Material for this task:
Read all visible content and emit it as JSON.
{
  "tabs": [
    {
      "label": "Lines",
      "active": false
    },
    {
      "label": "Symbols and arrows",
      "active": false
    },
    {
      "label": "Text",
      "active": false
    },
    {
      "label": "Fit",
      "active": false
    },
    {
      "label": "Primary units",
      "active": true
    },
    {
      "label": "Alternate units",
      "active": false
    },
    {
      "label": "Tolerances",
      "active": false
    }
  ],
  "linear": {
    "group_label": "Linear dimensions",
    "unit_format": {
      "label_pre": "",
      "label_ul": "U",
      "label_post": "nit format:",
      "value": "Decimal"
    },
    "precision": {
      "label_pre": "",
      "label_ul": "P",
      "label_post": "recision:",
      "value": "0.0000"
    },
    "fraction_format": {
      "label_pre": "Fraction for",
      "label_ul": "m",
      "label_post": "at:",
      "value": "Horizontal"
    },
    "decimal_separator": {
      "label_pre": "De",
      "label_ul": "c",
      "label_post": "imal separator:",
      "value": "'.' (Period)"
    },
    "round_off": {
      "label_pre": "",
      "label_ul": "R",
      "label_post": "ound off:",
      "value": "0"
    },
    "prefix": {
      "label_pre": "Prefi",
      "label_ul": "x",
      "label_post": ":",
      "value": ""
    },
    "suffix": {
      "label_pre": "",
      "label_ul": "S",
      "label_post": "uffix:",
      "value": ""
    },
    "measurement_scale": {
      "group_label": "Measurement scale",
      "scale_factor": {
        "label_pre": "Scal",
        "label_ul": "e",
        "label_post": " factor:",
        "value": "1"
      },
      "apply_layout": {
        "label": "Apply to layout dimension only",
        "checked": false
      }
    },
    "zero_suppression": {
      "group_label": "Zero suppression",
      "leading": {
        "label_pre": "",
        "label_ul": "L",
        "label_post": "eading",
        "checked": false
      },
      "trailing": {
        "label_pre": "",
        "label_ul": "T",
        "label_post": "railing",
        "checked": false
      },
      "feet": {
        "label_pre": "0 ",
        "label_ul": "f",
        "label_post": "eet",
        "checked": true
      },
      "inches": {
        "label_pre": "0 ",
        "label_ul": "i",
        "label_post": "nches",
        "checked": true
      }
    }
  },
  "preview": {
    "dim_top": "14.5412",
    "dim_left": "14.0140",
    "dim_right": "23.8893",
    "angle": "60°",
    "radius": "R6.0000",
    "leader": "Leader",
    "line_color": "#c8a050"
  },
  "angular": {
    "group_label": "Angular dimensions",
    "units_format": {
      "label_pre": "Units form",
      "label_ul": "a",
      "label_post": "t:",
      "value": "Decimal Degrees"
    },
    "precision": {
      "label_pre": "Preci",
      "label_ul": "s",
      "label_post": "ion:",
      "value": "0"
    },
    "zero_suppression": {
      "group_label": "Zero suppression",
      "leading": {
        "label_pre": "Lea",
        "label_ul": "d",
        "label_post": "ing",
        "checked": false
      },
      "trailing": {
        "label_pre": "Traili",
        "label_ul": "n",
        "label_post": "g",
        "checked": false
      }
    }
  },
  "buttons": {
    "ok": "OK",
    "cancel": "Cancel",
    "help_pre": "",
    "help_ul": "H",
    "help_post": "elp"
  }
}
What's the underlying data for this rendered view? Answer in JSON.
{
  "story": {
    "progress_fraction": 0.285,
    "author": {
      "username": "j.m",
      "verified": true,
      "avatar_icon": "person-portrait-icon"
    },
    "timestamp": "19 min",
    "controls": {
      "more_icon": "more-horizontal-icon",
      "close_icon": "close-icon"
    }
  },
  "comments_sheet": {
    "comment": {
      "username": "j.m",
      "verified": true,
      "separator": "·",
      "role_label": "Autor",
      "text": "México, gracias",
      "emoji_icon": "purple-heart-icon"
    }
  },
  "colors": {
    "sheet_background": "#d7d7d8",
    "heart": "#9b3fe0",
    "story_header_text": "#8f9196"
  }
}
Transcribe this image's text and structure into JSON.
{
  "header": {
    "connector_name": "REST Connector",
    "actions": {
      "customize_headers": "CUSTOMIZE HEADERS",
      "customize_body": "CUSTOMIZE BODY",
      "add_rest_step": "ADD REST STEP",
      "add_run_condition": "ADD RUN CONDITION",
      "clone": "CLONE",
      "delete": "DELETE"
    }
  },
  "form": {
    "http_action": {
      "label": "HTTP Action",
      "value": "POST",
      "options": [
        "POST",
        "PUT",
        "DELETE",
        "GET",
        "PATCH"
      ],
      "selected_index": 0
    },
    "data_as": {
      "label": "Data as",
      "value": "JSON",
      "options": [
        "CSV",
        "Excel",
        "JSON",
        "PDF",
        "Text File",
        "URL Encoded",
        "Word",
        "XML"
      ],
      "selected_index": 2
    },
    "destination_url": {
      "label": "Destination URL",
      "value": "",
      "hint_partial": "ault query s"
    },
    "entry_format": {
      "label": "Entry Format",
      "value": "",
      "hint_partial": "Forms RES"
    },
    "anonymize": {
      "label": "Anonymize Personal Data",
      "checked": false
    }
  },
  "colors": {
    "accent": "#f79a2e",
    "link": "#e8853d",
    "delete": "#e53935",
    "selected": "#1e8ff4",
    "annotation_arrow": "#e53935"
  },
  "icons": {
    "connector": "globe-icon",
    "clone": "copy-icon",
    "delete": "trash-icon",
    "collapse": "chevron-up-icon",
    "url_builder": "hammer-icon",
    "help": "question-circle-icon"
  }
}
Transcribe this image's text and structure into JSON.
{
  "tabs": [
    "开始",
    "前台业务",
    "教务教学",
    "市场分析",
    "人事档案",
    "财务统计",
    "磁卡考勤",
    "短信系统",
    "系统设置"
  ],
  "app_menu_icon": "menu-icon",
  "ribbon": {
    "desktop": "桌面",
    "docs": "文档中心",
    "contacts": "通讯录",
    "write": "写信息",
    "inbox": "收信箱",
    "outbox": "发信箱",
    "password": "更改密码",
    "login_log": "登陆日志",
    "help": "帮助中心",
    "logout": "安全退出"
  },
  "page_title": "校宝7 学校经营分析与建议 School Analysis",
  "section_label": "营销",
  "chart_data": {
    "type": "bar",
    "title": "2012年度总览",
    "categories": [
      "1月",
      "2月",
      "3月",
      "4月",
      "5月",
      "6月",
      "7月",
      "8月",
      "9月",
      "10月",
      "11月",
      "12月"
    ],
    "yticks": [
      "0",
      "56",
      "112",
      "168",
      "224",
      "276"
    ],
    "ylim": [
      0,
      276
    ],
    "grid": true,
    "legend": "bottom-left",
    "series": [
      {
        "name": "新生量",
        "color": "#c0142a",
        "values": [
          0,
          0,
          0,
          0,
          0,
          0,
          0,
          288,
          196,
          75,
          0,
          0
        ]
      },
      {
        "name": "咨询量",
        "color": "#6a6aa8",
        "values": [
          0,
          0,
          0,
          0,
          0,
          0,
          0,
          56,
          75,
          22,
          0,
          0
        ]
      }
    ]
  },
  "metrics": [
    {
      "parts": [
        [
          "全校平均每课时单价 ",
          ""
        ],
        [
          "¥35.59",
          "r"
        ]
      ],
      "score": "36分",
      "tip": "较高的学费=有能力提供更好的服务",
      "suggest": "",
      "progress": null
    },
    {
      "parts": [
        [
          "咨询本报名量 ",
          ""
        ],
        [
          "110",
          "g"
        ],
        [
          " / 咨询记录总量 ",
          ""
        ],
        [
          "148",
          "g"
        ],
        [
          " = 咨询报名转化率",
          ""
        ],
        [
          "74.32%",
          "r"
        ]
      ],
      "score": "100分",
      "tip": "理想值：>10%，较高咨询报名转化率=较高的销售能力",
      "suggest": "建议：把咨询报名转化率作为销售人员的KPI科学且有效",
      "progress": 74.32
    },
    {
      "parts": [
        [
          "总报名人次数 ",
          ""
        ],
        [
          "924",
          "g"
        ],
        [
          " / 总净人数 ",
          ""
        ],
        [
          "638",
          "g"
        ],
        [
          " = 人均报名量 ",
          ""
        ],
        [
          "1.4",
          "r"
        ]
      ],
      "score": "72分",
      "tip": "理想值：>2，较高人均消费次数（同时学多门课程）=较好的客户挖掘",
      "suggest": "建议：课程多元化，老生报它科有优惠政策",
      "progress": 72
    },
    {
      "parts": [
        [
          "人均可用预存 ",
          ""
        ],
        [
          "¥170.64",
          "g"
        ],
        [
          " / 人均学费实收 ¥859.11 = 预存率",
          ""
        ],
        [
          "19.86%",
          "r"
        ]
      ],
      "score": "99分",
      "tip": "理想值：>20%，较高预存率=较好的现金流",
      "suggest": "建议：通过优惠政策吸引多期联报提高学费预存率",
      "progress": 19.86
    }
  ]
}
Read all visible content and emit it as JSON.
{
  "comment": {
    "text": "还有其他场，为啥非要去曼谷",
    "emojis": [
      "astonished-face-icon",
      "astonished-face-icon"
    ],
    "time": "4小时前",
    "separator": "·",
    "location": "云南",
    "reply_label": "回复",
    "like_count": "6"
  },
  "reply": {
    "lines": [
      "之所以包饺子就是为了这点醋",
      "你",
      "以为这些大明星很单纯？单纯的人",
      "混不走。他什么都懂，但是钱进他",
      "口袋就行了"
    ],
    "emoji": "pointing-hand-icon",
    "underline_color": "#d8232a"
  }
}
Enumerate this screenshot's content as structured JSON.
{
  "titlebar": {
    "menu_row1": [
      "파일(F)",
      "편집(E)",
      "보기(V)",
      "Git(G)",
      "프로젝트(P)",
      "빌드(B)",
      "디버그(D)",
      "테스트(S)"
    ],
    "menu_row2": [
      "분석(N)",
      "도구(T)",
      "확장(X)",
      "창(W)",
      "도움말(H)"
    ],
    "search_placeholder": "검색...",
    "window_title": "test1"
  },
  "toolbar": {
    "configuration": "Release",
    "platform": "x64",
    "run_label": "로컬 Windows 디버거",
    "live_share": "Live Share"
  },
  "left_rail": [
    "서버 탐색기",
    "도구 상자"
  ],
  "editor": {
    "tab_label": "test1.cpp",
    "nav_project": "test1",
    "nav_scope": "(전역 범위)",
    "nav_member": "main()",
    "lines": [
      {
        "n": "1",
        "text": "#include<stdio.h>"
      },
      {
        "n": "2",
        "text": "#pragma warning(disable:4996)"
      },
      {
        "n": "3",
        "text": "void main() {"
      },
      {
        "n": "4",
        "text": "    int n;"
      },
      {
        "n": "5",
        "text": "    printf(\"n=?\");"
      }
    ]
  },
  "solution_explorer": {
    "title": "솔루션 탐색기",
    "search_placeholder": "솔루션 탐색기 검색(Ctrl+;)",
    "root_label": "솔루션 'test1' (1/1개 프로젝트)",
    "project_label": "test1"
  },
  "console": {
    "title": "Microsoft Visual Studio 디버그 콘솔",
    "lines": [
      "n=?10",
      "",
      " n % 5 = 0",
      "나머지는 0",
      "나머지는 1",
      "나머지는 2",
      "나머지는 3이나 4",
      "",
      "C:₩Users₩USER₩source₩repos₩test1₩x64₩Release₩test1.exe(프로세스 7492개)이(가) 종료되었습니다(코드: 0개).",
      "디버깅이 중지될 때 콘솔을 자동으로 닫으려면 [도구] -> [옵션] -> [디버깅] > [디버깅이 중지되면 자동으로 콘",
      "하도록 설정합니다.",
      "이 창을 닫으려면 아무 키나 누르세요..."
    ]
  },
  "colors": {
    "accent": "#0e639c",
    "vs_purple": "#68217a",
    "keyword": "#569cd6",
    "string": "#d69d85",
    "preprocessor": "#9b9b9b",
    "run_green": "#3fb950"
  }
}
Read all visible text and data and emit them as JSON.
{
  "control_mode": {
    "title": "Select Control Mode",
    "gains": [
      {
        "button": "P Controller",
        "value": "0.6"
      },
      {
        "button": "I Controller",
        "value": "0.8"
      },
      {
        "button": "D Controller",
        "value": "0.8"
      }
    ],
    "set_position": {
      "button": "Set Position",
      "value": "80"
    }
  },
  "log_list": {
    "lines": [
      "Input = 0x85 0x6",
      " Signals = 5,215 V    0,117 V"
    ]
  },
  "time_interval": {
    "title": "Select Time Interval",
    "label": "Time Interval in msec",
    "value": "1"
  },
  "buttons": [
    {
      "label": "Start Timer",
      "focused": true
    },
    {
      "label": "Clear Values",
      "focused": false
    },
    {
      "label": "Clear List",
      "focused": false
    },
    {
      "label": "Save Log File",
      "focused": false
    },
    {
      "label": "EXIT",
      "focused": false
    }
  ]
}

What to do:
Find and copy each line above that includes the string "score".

Answer to the exercise:
      "score": "36分",
      "score": "100分",
      "score": "72分",
      "score": "99分",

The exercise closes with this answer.